A recent paper published by the Massachusetts Institute of Technology (MIT) indicates that GM’s Super Cruise system does not have this problem, though. The paper, titled ‘Driver Behavior and the Use of Automation in Real-World Driving’, attempts to assess how drivers leverage semi-autonomous technology in real-world driving scenarios and identifies common driver behaviours associated with such systems.
MIT researchers had 14 different participants drive Super Cruise-equipped Cadillac CT6 vehicles for one month each and used onboard cameras to observe the drivers’ behaviours and the traffic scenarios they were in. They then used this footage to record driver disengagements, which is when the system must turn the controls back over to the human driver, as well as transfers of control that were initiated by the driver themselves.
Researchers found humans would willingly retake control of the car to execute certain maneuvers that Super Cruise couldn’t, such as lane changes. The researchers said these scenarios happened more often than they expected, signifying a high degree of cooperation between the technology and the driver.

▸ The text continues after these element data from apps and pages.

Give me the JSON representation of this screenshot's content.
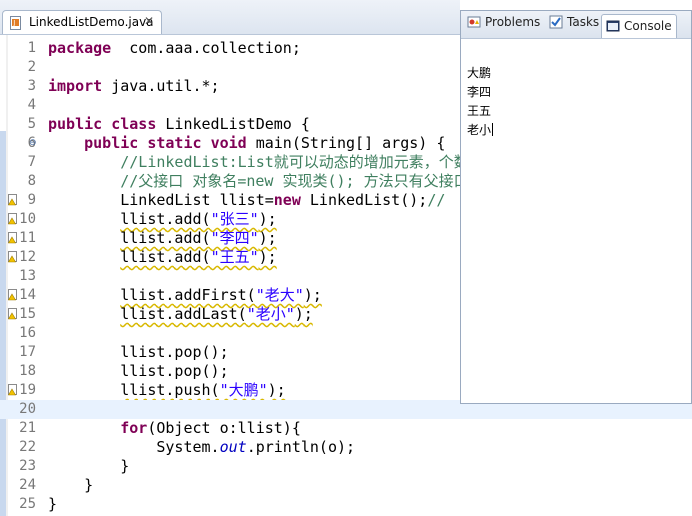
{
  "editor": {
    "tab_title": "LinkedListDemo.java",
    "close_glyph": "✕"
  },
  "code": {
    "lines": [
      {
        "n": "1",
        "tokens": [
          [
            "kw",
            "package"
          ],
          [
            "",
            "  com.aaa.collection;"
          ]
        ]
      },
      {
        "n": "2",
        "tokens": []
      },
      {
        "n": "3",
        "tokens": [
          [
            "kw",
            "import"
          ],
          [
            "",
            " java.util.*;"
          ]
        ]
      },
      {
        "n": "4",
        "tokens": []
      },
      {
        "n": "5",
        "tokens": [
          [
            "kw",
            "public"
          ],
          [
            "",
            " "
          ],
          [
            "kw",
            "class"
          ],
          [
            "",
            " LinkedListDemo {"
          ]
        ]
      },
      {
        "n": "6",
        "fold": true,
        "tokens": [
          [
            "",
            "    "
          ],
          [
            "kw",
            "public"
          ],
          [
            "",
            " "
          ],
          [
            "kw",
            "static"
          ],
          [
            "",
            " "
          ],
          [
            "kw",
            "void"
          ],
          [
            "",
            " main(String[] args) {"
          ]
        ]
      },
      {
        "n": "7",
        "tokens": [
          [
            "",
            "        "
          ],
          [
            "cm",
            "//LinkedList:List就可以动态的增加元素，个数不固定"
          ]
        ]
      },
      {
        "n": "8",
        "tokens": [
          [
            "",
            "        "
          ],
          [
            "cm",
            "//父接口 对象名=new 实现类(); 方法只有父接口中的方法"
          ]
        ]
      },
      {
        "n": "9",
        "warn": true,
        "tokens": [
          [
            "",
            "        LinkedList llist="
          ],
          [
            "kw",
            "new"
          ],
          [
            "",
            " LinkedList();"
          ],
          [
            "cm",
            "//"
          ]
        ]
      },
      {
        "n": "10",
        "warn": true,
        "tokens": [
          [
            "",
            "        "
          ],
          [
            "squig",
            "llist.add("
          ],
          [
            "str squig",
            "\"张三\""
          ],
          [
            "squig",
            ");"
          ]
        ]
      },
      {
        "n": "11",
        "warn": true,
        "tokens": [
          [
            "",
            "        "
          ],
          [
            "squig",
            "llist.add("
          ],
          [
            "str squig",
            "\"李四\""
          ],
          [
            "squig",
            ");"
          ]
        ]
      },
      {
        "n": "12",
        "warn": true,
        "tokens": [
          [
            "",
            "        "
          ],
          [
            "squig",
            "llist.add("
          ],
          [
            "str squig",
            "\"王五\""
          ],
          [
            "squig",
            ");"
          ]
        ]
      },
      {
        "n": "13",
        "tokens": []
      },
      {
        "n": "14",
        "warn": true,
        "tokens": [
          [
            "",
            "        "
          ],
          [
            "squig",
            "llist.addFirst("
          ],
          [
            "str squig",
            "\"老大\""
          ],
          [
            "squig",
            ");"
          ]
        ]
      },
      {
        "n": "15",
        "warn": true,
        "tokens": [
          [
            "",
            "        "
          ],
          [
            "squig",
            "llist.addLast("
          ],
          [
            "str squig",
            "\"老小\""
          ],
          [
            "squig",
            ");"
          ]
        ]
      },
      {
        "n": "16",
        "tokens": []
      },
      {
        "n": "17",
        "tokens": [
          [
            "",
            "        llist.pop();"
          ]
        ]
      },
      {
        "n": "18",
        "tokens": [
          [
            "",
            "        llist.pop();"
          ]
        ]
      },
      {
        "n": "19",
        "warn": true,
        "tokens": [
          [
            "",
            "        "
          ],
          [
            "squig",
            "llist.push("
          ],
          [
            "str squig",
            "\"大鹏\""
          ],
          [
            "squig",
            ");"
          ]
        ]
      },
      {
        "n": "20",
        "current": true,
        "tokens": []
      },
      {
        "n": "21",
        "tokens": [
          [
            "",
            "        "
          ],
          [
            "kw",
            "for"
          ],
          [
            "",
            "(Object o:llist){"
          ]
        ]
      },
      {
        "n": "22",
        "tokens": [
          [
            "",
            "            System."
          ],
          [
            "fld",
            "out"
          ],
          [
            "",
            ".println(o);"
          ]
        ]
      },
      {
        "n": "23",
        "tokens": [
          [
            "",
            "        }"
          ]
        ]
      },
      {
        "n": "24",
        "tokens": [
          [
            "",
            "    }"
          ]
        ]
      },
      {
        "n": "25",
        "tokens": [
          [
            "",
            "}"
          ]
        ]
      }
    ]
  },
  "views": {
    "problems_label": "Problems",
    "tasks_label": "Tasks",
    "console_label": "Console"
  },
  "console": {
    "output": [
      "大鹏",
      "李四",
      "王五",
      "老小"
    ]
  },
  "colors": {
    "keyword": "#7f0055",
    "comment": "#3f7f5f",
    "string": "#2a00ff",
    "current_line": "#e8f2fe"
  },
  "icons": {
    "java_file": "java-file-icon",
    "warning": "warning-icon",
    "problems": "problems-icon",
    "tasks": "tasks-icon",
    "console": "console-icon"
  }
}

“In the back of my mind, I thought that drivers would probably put the automation on when the system was available and then disengage it when they got off the highway,” Pnina Gershon, the study’s lead author, told Automotive News in an interview. “That was my expectation. But it’s surprising there’s a high degree of collaboration between the driver and the system, even though it’s hands-free driving.”
MIT hopes studies like this can help engineers design future semi-autonomous vehicle technologies, allowing them to make it easier for drivers to shift between semi-autonomous control and human control as needed. These studies could also help form future policy around semi-autonomous tech, giving politicians more direction as they try to form appropriate regulations regarding the usage of such technology and its implementation in new production vehicles.
GM is planning to roll out Super Cruise to 22 of its models globally by 2023, including its wildly popular GMC Sierra and Chevy Silverado full-size truck lines. The automaker is also developing a more advanced version of the technology called Ultra Cruise, which is expected to make its public debut sometime in the not-too-distant future.